We are well into wintertime here in Devon with short cold days, long dark nights and frosty mornings. I’ve been getting bundled up in my winter cycling gear – fleece tights, extra layers up top, ear muffs, neck warmer and thick winter gloves. After a bad spill on some black ice a couple of weeks ago during my morning bicycle commute, I’ve been taking it easy on my ride into work. Although, I must admit that I look around at the hilltops, fields and sky more often than watching out for icy patches. So beautiful.
I wonder if it is beautiful just as it is, or is it made more beautiful when looked at in beauty?
This morning the world was dove grey, dawn pink and minty green, the fields dusted with frost and edged with silver-tipped pewter grey tree branches and hedgerows. And always, the slate-blue river flows to the sea.
I went for a walk during my lunch break last week through the woods and fields that surround my workplace. I love the winterscape when the leaves have fallen away from twigs and branches and the trees show us their beautiful bones.
When the riot of springtime, the lushness of summer and the harvest of autumn have come to an end, the world quietens down for a rest. In the starkness of the winter landscape, we can make our way through more easily and find all of the secret places normally hidden from view.

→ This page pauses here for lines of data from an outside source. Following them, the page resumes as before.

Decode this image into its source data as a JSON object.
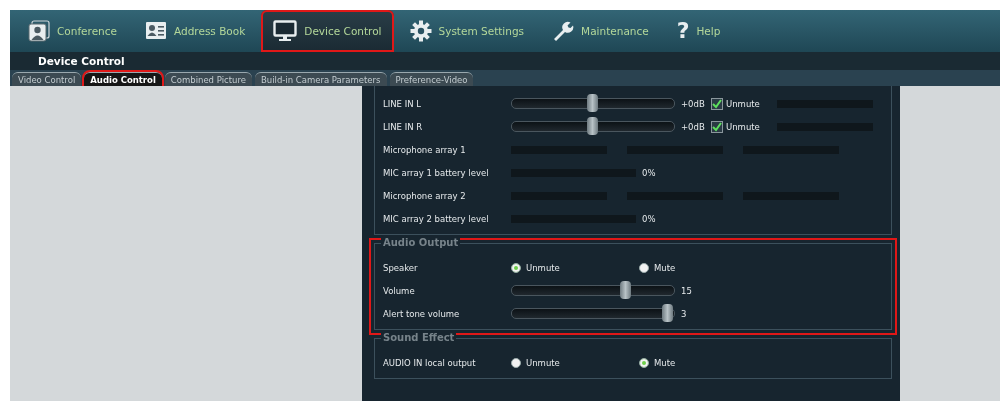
{
  "nav": [
    {
      "label": "Conference",
      "kind": "conference",
      "selected": false,
      "highlighted": false
    },
    {
      "label": "Address Book",
      "kind": "addressbook",
      "selected": false,
      "highlighted": false
    },
    {
      "label": "Device Control",
      "kind": "device",
      "selected": true,
      "highlighted": true
    },
    {
      "label": "System Settings",
      "kind": "settings",
      "selected": false,
      "highlighted": false
    },
    {
      "label": "Maintenance",
      "kind": "maintenance",
      "selected": false,
      "highlighted": false
    },
    {
      "label": "Help",
      "kind": "help",
      "glyph": "?",
      "selected": false,
      "highlighted": false
    }
  ],
  "page_title": "Device Control",
  "tabs": [
    {
      "label": "Video Control",
      "selected": false,
      "highlighted": false
    },
    {
      "label": "Audio Control",
      "selected": true,
      "highlighted": true
    },
    {
      "label": "Combined Picture",
      "selected": false,
      "highlighted": false
    },
    {
      "label": "Build-in Camera Parameters",
      "selected": false,
      "highlighted": false
    },
    {
      "label": "Preference-Video",
      "selected": false,
      "highlighted": false
    }
  ],
  "audio_input": {
    "rows": [
      {
        "kind": "slider",
        "label": "LINE IN L",
        "level": 0.5,
        "reading": "+0dB",
        "unmute": {
          "label": "Unmute",
          "checked": true
        }
      },
      {
        "kind": "slider",
        "label": "LINE IN R",
        "level": 0.5,
        "reading": "+0dB",
        "unmute": {
          "label": "Unmute",
          "checked": true
        }
      },
      {
        "kind": "meters",
        "label": "Microphone array 1"
      },
      {
        "kind": "battery",
        "label": "MIC array 1 battery level",
        "level": 0,
        "reading": "0%"
      },
      {
        "kind": "meters",
        "label": "Microphone array 2"
      },
      {
        "kind": "battery",
        "label": "MIC array 2 battery level",
        "level": 0,
        "reading": "0%"
      }
    ]
  },
  "audio_output": {
    "title": "Audio Output",
    "highlighted": true,
    "rows": [
      {
        "kind": "radio",
        "label": "Speaker",
        "options": [
          {
            "label": "Unmute",
            "selected": true
          },
          {
            "label": "Mute",
            "selected": false
          }
        ]
      },
      {
        "kind": "slider",
        "label": "Volume",
        "level": 0.72,
        "reading": "15"
      },
      {
        "kind": "slider",
        "label": "Alert tone volume",
        "level": 1,
        "reading": "3"
      }
    ]
  },
  "sound_effect": {
    "title": "Sound Effect",
    "rows": [
      {
        "kind": "radio",
        "label": "AUDIO IN local output",
        "options": [
          {
            "label": "Unmute",
            "selected": false
          },
          {
            "label": "Mute",
            "selected": true
          }
        ]
      }
    ]
  }
}
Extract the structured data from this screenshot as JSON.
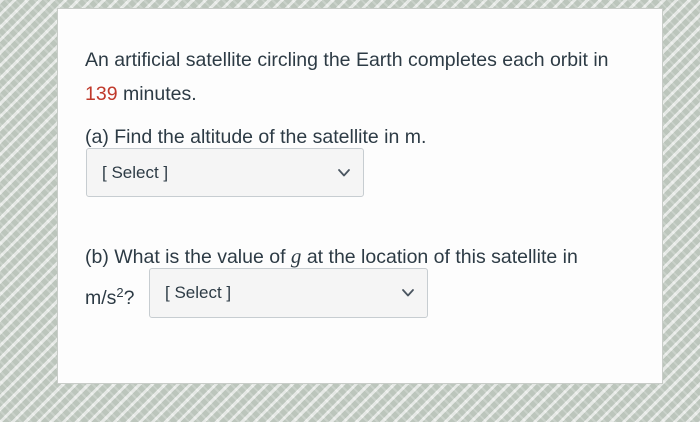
{
  "question": {
    "stem_before": "An artificial satellite circling the Earth completes each orbit in ",
    "orbit_period": "139",
    "stem_after": " minutes.",
    "part_a_label": "(a) Find the altitude of the satellite in m.",
    "select_a": {
      "value": "[ Select ]",
      "icon": "chevron-down-icon"
    },
    "part_b_prefix": "(b) What is the value of ",
    "part_b_var": "g",
    "part_b_suffix": " at the location of this satellite in",
    "unit_base": "m/s",
    "unit_exp": "2",
    "unit_tail": "?",
    "select_b": {
      "value": "[ Select ]",
      "icon": "chevron-down-icon"
    }
  },
  "colors": {
    "text": "#2d3b45",
    "highlight": "#c0392b",
    "select_bg": "#f5f5f5",
    "select_border": "#c7cdd1"
  }
}
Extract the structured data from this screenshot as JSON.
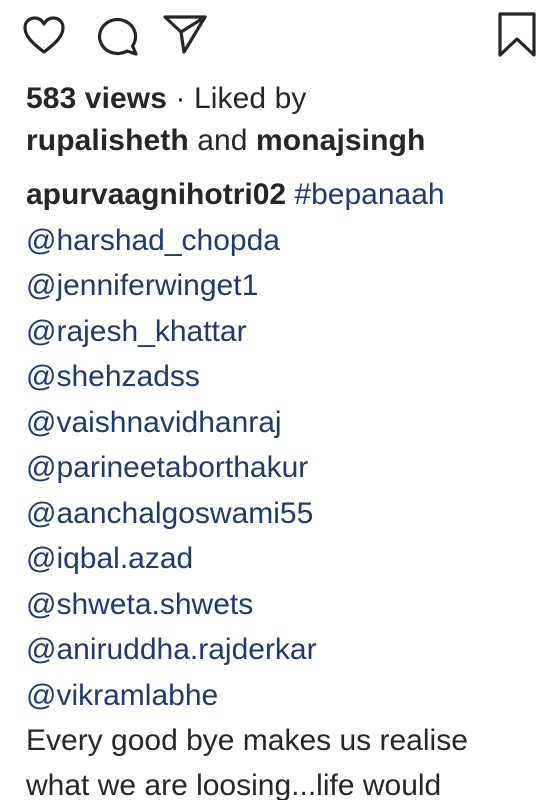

We can also rest and somehow see more clearly when our own world quietens and we make the time and space to reflect and simply ‘be’.
I have been thinking about the heralds of spring – the wild daffodils and primroses. But as they are now, in their essence. The bulbs and seeds resting deep within the earth. At home, simply being, until the days start to slowly lengthen and it is once again time to grow and deepen their roots and to sprout upwards through the earth’s surface. Once again into the light.
I especially love home during the wintertime – a warm nest to return to and dream in, to build up the fire and light candles and cook and eat simple, warming foods like baked potatoes, pasta, porridge, stews and casseroles.
For me, the past few years have been a time of winter. What can I say about winter? A time of austerity and impatience. A time of yearning for springtime, yet waiting, always waiting. A time of surrendering to the empty silence. A time of stripping away what is not essential and discovering the essence of who I am. Finally, a time of finding home and when I least expected it, my own True Love.
The season begins to turn towards springtime, even in the depths of winter. Time to wait and see what will grow.
Melinda and Steve